As organizations work to develop such resources, they have an option that proves the case in the form of the Alteryx Analytics automation platform.
It includes a wide range of predefined tools for processes such as data access, ETL (extract, transform, load) to copy, combine and convert data from different sources and formats, adding geospatial data and l automation of machine learning functions. – all with the code already written. This allows an organization to create a workflow for sharing and analyzing data through platform setup, without the need for deep coding skills.
It can be used for any type of data from any source and for exporting it to visualization tools such as Microsoft Power BI and Tableau, laying the foundation for a wide range of analysis and application of data science. This addresses one of the main challenges in data analysis and contributes to an intelligent and evidence-based approach to policy-making and to achieving better results for the organization and the public.
Ease of analysis
The discussion highlighted the benefits of such a platform. One is to make it easier to perform business intelligence analytics, taking it into areas that were previously too difficult, without a big investment in new data science skills.
This can give an organization a new option to develop skills internally. Johanne Parker said Stockton-on-Tees encourages people across different teams to use Alteryx’s analytics platform and tools, bringing their understanding of relevant services to the process and building their skills.
Similarly, Pam Colby said she encouraged North Tyneside to step up internal recruitment, urging bright people in lower-level jobs to develop their abilities and take on apprentices to develop into relevant roles.
This can help build analytical capacity more quickly, providing insights that lead to significant cost savings and better services, and contribute to policy development to address key long-term challenges related to demographic change. , environmental sustainability, clean energy and mobility as such. service.
Of course, there are issues that need to be addressed, such as ensuring compliance with data protection law. Salman Klar said it was advisable to train analysts to understand the General Data Protection Regulation and that a data controller should be able to see the end-to-end process in its use.
Business Case Challenge
Developing a business case for the investment can be a challenge.

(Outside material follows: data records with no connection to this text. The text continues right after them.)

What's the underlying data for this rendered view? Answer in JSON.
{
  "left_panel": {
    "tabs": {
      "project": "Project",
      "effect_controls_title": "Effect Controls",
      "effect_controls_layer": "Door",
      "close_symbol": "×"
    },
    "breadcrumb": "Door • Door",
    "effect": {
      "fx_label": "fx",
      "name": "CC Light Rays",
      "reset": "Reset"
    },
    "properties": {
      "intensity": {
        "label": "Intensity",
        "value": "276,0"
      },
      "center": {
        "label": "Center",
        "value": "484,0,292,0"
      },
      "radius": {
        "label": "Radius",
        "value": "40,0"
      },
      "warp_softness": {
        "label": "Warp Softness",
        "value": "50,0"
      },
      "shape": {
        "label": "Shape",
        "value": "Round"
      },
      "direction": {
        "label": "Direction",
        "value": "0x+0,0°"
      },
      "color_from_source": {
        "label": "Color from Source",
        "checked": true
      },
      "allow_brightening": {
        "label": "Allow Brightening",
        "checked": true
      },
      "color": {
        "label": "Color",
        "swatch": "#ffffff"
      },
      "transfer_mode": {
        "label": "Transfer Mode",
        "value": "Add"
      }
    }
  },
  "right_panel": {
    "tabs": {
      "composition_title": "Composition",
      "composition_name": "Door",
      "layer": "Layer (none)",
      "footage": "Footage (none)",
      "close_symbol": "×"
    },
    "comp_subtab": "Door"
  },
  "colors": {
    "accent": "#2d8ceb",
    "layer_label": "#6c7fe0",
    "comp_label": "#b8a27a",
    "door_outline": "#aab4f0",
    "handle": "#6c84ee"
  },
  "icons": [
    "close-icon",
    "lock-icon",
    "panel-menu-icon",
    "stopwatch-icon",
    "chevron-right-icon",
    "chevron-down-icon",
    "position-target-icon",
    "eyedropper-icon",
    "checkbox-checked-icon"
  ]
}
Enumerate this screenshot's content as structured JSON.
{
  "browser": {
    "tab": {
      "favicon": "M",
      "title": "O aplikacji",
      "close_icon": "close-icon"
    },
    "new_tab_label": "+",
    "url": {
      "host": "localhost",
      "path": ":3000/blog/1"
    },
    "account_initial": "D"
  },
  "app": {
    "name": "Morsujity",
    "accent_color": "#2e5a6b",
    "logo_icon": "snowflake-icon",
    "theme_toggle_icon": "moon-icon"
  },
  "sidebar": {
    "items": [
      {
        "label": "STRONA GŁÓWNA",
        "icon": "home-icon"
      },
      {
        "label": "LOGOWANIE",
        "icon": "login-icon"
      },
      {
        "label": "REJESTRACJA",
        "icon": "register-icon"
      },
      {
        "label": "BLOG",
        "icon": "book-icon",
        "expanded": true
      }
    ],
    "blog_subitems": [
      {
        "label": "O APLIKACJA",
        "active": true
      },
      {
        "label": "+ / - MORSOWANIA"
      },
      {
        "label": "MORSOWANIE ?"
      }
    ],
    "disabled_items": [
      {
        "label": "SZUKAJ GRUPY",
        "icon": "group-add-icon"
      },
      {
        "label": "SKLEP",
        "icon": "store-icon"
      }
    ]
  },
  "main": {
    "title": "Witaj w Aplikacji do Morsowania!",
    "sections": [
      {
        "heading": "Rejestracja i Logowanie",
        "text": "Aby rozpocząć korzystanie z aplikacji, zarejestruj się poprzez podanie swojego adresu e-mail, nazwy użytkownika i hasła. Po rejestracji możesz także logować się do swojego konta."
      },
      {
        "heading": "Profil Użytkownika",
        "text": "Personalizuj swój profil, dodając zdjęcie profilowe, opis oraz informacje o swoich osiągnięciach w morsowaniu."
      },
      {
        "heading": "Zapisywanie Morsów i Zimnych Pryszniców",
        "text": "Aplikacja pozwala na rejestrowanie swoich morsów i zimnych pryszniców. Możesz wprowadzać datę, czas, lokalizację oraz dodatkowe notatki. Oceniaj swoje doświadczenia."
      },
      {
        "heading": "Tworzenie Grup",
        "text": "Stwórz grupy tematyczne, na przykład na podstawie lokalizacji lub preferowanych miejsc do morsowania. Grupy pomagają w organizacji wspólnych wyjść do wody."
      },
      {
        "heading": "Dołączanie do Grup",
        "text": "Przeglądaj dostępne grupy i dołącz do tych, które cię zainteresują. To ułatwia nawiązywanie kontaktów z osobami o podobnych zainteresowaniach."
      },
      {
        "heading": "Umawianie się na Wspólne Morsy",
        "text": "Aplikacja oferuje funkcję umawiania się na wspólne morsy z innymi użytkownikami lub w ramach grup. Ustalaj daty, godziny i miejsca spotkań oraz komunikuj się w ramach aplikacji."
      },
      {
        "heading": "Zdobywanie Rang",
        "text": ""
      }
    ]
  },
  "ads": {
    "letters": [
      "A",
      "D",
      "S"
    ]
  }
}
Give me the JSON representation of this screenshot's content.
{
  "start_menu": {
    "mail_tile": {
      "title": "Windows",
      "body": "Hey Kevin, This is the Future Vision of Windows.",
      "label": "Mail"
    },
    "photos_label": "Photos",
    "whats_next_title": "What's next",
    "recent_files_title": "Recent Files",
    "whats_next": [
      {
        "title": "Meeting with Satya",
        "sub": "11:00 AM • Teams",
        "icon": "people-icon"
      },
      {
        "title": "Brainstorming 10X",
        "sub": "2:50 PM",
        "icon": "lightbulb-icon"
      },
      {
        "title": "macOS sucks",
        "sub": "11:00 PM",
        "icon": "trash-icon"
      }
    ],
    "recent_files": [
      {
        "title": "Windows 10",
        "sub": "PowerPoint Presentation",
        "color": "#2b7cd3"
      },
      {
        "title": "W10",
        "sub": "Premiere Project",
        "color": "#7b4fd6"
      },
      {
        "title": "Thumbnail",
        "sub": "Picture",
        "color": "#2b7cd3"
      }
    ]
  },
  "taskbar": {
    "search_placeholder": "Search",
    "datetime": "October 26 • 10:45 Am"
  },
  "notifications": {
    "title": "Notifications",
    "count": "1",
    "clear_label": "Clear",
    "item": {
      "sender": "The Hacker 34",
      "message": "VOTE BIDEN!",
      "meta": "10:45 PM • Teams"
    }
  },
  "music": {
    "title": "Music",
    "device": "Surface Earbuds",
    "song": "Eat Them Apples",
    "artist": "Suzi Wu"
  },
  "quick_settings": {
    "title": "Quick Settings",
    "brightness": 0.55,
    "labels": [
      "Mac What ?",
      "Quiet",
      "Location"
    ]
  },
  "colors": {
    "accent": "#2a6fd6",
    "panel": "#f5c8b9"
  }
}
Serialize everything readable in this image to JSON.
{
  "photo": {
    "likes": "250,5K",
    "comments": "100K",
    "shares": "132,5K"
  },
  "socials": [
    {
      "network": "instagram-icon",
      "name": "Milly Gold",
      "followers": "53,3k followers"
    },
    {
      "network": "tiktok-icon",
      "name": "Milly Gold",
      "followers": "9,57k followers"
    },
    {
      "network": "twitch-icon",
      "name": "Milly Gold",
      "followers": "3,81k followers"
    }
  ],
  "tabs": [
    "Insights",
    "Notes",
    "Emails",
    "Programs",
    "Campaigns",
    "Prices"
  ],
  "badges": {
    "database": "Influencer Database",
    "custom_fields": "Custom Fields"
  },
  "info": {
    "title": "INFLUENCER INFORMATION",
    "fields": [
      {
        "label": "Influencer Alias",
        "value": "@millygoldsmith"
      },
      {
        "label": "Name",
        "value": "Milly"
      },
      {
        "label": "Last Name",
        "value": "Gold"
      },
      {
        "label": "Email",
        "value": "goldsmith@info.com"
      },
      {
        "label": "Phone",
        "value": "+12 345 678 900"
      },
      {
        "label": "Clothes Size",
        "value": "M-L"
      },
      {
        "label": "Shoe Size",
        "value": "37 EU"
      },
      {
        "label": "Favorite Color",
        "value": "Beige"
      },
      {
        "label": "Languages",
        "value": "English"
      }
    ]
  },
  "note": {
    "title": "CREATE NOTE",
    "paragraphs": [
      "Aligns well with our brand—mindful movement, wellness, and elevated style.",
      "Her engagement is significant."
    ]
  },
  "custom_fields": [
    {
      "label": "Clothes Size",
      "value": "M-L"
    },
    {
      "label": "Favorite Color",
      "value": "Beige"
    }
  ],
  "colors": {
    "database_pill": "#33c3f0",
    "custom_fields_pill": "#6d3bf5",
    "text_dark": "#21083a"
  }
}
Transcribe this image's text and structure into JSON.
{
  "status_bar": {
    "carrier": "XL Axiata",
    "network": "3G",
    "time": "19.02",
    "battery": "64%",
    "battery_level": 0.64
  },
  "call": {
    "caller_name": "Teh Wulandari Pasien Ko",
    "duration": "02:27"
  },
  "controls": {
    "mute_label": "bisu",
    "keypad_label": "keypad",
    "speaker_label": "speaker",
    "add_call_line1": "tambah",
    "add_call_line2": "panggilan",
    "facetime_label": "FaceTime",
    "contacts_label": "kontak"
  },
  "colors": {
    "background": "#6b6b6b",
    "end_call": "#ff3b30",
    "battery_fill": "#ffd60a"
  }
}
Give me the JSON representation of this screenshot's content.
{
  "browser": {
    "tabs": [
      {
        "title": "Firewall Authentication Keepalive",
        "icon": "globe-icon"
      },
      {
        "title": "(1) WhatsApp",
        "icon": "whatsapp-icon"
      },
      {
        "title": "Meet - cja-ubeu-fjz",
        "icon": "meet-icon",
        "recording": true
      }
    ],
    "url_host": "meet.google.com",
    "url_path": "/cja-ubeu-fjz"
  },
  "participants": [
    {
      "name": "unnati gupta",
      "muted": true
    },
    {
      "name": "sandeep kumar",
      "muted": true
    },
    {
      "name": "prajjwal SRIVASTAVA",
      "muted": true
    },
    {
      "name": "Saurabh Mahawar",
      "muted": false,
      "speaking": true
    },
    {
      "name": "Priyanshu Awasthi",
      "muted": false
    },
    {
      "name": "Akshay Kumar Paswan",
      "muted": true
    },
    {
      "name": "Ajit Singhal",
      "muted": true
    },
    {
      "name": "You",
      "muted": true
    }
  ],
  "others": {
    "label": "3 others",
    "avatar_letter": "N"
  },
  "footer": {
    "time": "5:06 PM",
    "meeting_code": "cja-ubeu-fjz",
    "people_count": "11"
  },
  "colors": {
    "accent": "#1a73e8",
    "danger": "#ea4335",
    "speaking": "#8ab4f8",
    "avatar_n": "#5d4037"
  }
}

The main driver is often the search for cost savings – something Alteryx emphasizes early on in its conversations with customers – but there is often a killer use case tied to a specific service. This could be in an area like child protection or identifying vulnerable adults, or in reducing fraud.
The priority is to identify a problem that is causing difficulty for the organization and show how the platform can be used to find a solution.
All of this is based on the need to maintain a clear vision of the purpose of the use of data and good practices in their collection, storage and processing, so that they are kept securely and deleted when they are not more needed.
Combining these factors with the capabilities of the Alteryx platform can smooth the path to strong analytics capability for a public sector organization and do much for the cause of using data for the public good.